DIRECTIONS FOR THIS TASK: Which lines of the entries below contain the string "time"? Copy each one.

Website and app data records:
=== Begin Enclosure ===

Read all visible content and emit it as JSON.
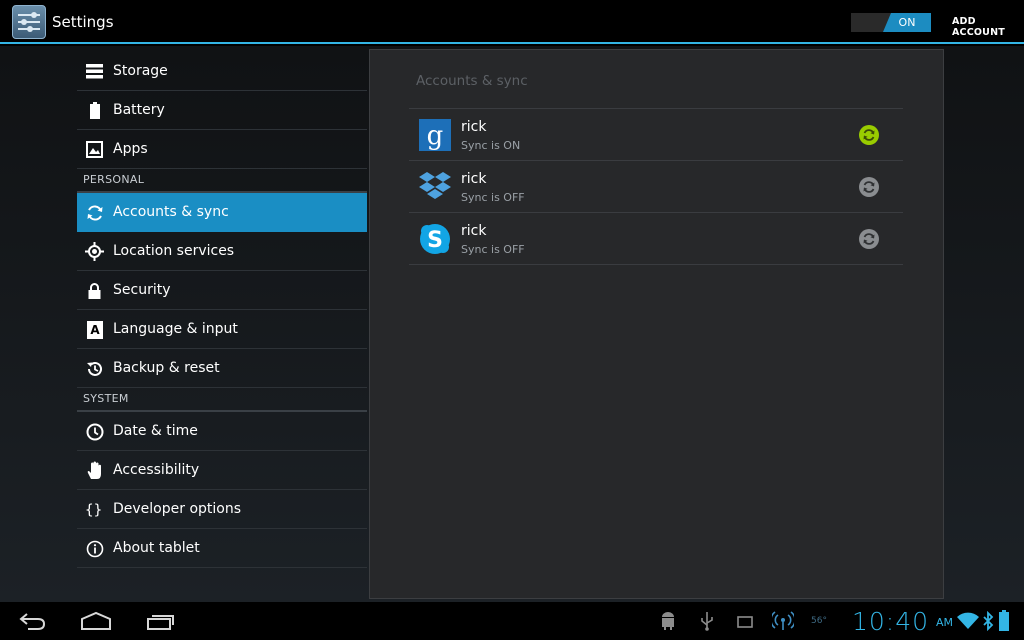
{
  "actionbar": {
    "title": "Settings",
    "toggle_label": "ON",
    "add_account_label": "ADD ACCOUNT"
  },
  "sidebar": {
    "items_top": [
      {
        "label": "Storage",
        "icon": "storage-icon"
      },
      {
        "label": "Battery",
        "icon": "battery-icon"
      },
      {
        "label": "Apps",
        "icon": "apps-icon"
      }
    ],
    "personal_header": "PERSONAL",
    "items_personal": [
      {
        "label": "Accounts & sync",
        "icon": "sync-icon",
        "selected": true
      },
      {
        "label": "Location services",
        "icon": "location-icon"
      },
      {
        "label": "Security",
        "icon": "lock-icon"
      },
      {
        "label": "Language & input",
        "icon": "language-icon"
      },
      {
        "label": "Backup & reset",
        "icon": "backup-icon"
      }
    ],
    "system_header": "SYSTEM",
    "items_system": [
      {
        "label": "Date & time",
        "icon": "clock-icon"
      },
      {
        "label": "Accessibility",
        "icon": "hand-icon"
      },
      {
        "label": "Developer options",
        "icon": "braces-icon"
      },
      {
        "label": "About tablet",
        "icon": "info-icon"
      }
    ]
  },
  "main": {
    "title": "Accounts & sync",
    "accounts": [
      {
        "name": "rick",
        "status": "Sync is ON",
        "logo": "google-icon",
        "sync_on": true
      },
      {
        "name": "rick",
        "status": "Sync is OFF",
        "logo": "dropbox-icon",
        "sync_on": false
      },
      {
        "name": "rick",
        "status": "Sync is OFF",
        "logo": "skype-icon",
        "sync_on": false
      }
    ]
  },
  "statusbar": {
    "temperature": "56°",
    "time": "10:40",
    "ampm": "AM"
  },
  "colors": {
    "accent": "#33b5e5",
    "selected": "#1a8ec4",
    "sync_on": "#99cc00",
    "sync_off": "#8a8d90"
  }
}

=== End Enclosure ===
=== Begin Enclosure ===

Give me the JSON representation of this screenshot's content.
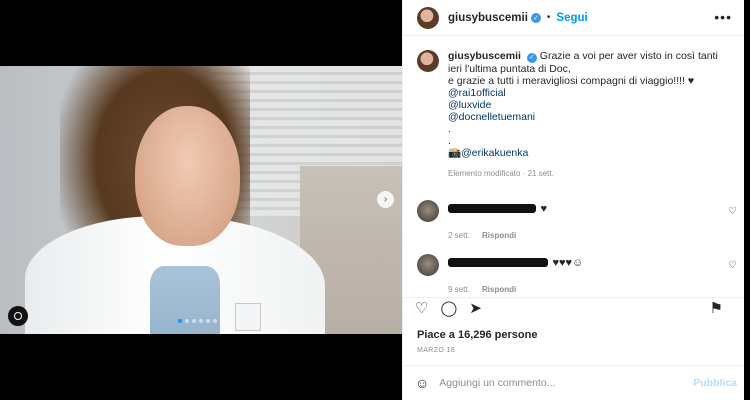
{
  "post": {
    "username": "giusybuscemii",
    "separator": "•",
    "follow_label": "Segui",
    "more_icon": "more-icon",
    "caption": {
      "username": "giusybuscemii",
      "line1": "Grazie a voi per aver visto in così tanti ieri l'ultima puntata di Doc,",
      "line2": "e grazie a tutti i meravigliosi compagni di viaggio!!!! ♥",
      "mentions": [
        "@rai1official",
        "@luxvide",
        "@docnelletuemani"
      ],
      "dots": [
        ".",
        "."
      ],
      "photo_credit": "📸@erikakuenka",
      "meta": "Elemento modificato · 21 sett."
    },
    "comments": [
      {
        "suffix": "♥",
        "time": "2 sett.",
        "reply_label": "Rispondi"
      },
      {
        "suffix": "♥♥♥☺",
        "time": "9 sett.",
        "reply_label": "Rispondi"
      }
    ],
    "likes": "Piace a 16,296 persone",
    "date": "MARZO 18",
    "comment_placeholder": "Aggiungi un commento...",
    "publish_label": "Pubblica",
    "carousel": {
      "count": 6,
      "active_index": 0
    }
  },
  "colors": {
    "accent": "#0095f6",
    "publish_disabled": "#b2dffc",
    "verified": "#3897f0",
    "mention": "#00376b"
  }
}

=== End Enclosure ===

EXERCISE RESPONSE:
        "label": "Date & time",
    "time": "10:40",
        "time": "2 sett.",
        "time": "9 sett.",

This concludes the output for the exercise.